Free Trade Food Fight: Is Free Trade Really Unsustainable and Destructive?
For decades, debates surrounding the costs and benefits of free trade have raged. In both developing and developed nations, opinions remain mixed, particularly because the impact of major international trade agreements means different things to different people. On Wednesday morning, in central Tokyo, thousands of people gathered to stage a rally voicing their opposition to Japan's entry into the U.S.-backed trans-Pacific free-trade agreement. The protesters, representing nearly every layer of the Japanese social spectrum, argued vehemently that the acceptance of such a trade agreement would destroy Japan's agriculture sector. Interestingly, some protesters, many who were farmers, even argued that the government's decision to explore such an agreement was criminal. At first glance, I found myself sympathetic to the arguments posed by the protesters. Then, after consideration, I found myself questioning many of my initial emotions and reactions. Is free trade really destructive and unsustainable? Will Japan's agriculture sector really be destroyed it if chooses to enter into the proposed free trade agreement? More importantly, how should other nations approach the question of free trade, particularly when faced with forceful rhetoric from industry groups who argue that trade agreements are inherently destructive and unsustainable?
In forming an educated response to the question of free trade's sustainability, the most logical starting point seems to be an analysis of Japan's agricultural environment (one that faces challenges similar to many other nations around the world). As a nation, Japan has a fairly modernized agricultural sector which produces fairly high yields. Its agricultural sector is generally self-sufficient, at least in its ability to produce enough rice to feed its nation's citizen. Unfortunately, while the sector is presently sustainable, the industry's long term sustainability remains suspect. Currently, Japan only has approximately 4.6 million hectares of arable land available for farming. This number is low in proportion to the nation's population. Moreover, as the population increases, the shortage of land is likely to negatively impact the nation's food supply, forcing it to rely on imports to fill the agricultural supply gaps. Additionally, despite enjoying higher than average yields, Japanese agriculture is extremely reliant on governmental support. This support, in the form of internal payments (as well as high import tariffs which insulate the industry) maintains the solvency of many businesses - particularly unproductive ones. Additionally, while the overall average productivity per farm is high, many farms, particularly those outside of the northern island of Hokkaido, are small an inefficient. This is a major problem. When one takes into account the disparity in overall output efficiency, along with the fact that nearly 60% of Japan's agricultural workers are over 65 (with little interest in farming among the younger generations), it is hard not to be concerned. No matter how you slice it, decreasing and uncertain supply, coupled with increased demand, create a problematic resource equation.

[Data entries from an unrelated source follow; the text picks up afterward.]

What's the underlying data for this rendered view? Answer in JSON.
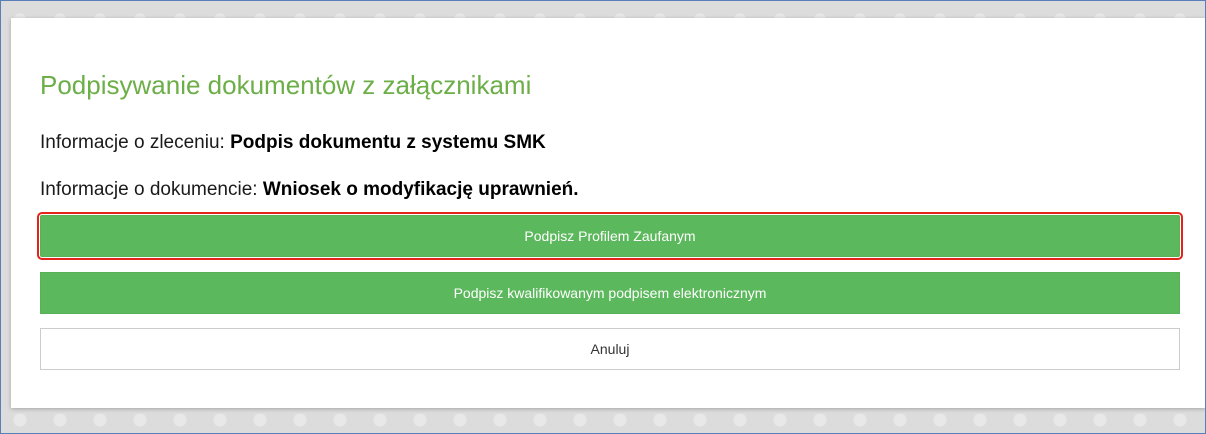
{
  "dialog": {
    "title": "Podpisywanie dokumentów z załącznikami",
    "order_info": {
      "label": "Informacje o zleceniu: ",
      "value": "Podpis dokumentu z systemu SMK"
    },
    "document_info": {
      "label": "Informacje o dokumencie: ",
      "value": "Wniosek o modyfikację uprawnień."
    },
    "buttons": {
      "trusted_profile": "Podpisz Profilem Zaufanym",
      "qualified_signature": "Podpisz kwalifikowanym podpisem elektronicznym",
      "cancel": "Anuluj"
    }
  },
  "colors": {
    "title": "#6cae47",
    "primary_button": "#5cb85c",
    "highlight_outline": "#e2231a"
  }
}
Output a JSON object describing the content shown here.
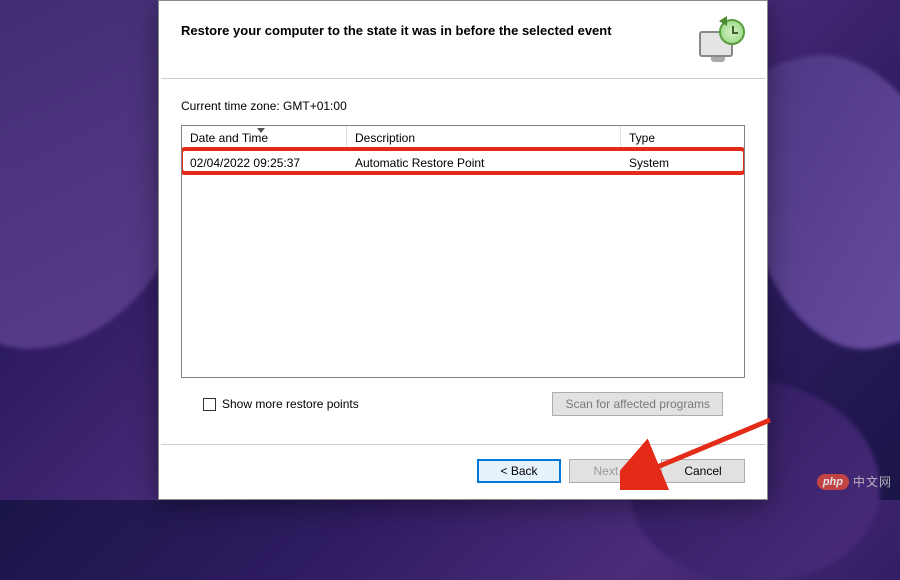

Accepting this, we can now return to the question posed by many of the protesters: Is agricultural free trade destructive and unstable, particularly when a nation's entrance into such trade agreements is motivated by a resource supply shortage? Or, is entrance into such an agreement a viable solution that will address Japan's unsettling agriculture crisis? While the final answer to the question is complex, a high level overview of the facts makes it hard to accept the arguments posed by the protesters. As a researcher and perpetual student of developmental economics, I do not disagree that free trade will increase the pressure that many of Japan's smaller, less efficient farms will face (pressure that may lead to bankruptcy and personal distress). Unfortunately, a prolonged focus on this ignores the fundamental fact that, by not exploring imports and free trade, Japan may not be able to provide its citizens with enough food (in both the short and long term). When such a deficit arises, where will the supply come from? Moreover, if one refuses outright to consider increasing supply, and believes that Japan (like many other nations) must retool its consumption patterns to conform to the new reality, is it truly realistic to expect that Japan's citizen's will change their consumption habits if domestic food supply wains?

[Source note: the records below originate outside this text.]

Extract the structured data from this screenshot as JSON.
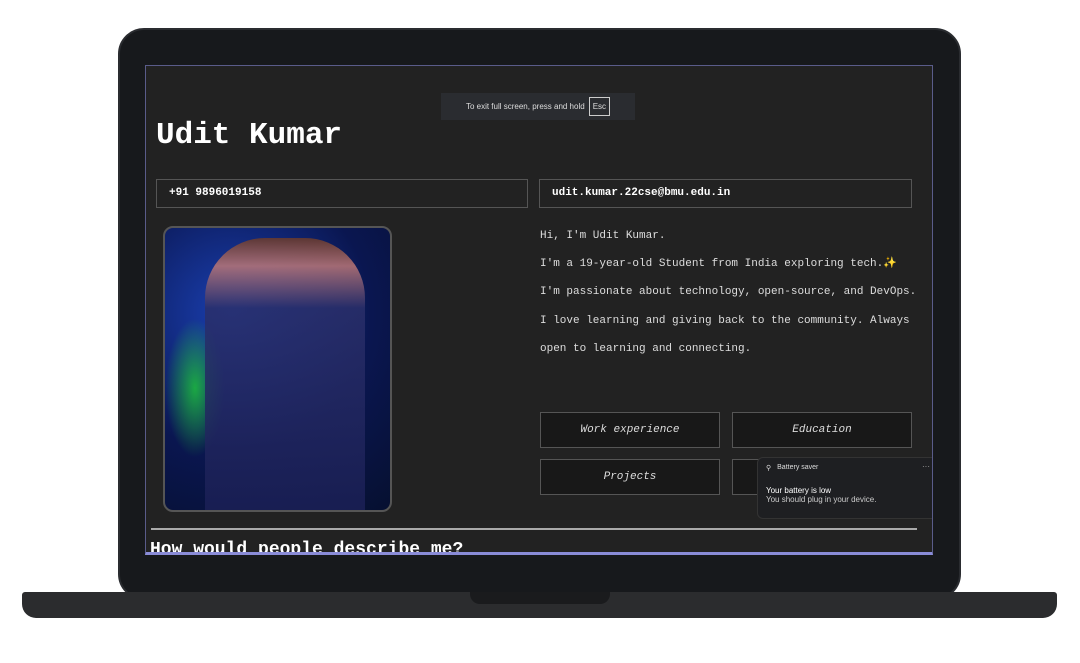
{
  "fullscreen": {
    "message": "To exit full screen, press and hold",
    "key": "Esc"
  },
  "profile": {
    "name": "Udit Kumar",
    "phone": "+91 9896019158",
    "email": "udit.kumar.22cse@bmu.edu.in"
  },
  "bio": {
    "greeting": "Hi, I'm Udit Kumar.",
    "text": "I'm a 19-year-old Student from India exploring tech.✨ I'm passionate about technology, open-source, and DevOps. I love learning and giving back to the community. Always open to learning and connecting."
  },
  "buttons": [
    "Work experience",
    "Education",
    "Projects",
    ""
  ],
  "section_heading": "How would people describe me?",
  "toast": {
    "app": "Battery saver",
    "title": "Your battery is low",
    "body": "You should plug in your device.",
    "menu": "···"
  }
}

Overall, while I am sympathetic to the fact that the proposed free trade environment may impose hardship on some businesses and families, I refuse to blame free trade outright for such hardship. On the contrary, I believe that the pain and duress that many of Japan's unproductive businesses might face once imports begin is entirely self created - one that is amplified by Japanese government's decision to commit significant dollars to support an industry which is highly unsustainable. Accepting this, I believe that international free trade which undermines the solvency of the unproductive farms would help - rather than hurt - Japan's economy. Japan, like many developed and developing nations, needs food. Unfortunately, if consumption habits (demand) will not change, then supply must. With this in mind, I believe that we should focus our blame on the consumption patterns that have created the need for free trade's existence, not free trade itself. Failure to address consumption and demand issues will mean that countries facing food and resource shortages will be forced to increase their reliance on international trade, particularly if individual citizens refuse to change their voracious consumption patterns. Sadly, until we collectively recognize this, and admit that consumption itself is the real culprit, "free trade" will continue to be unnecessarily ostracized and "criminalized."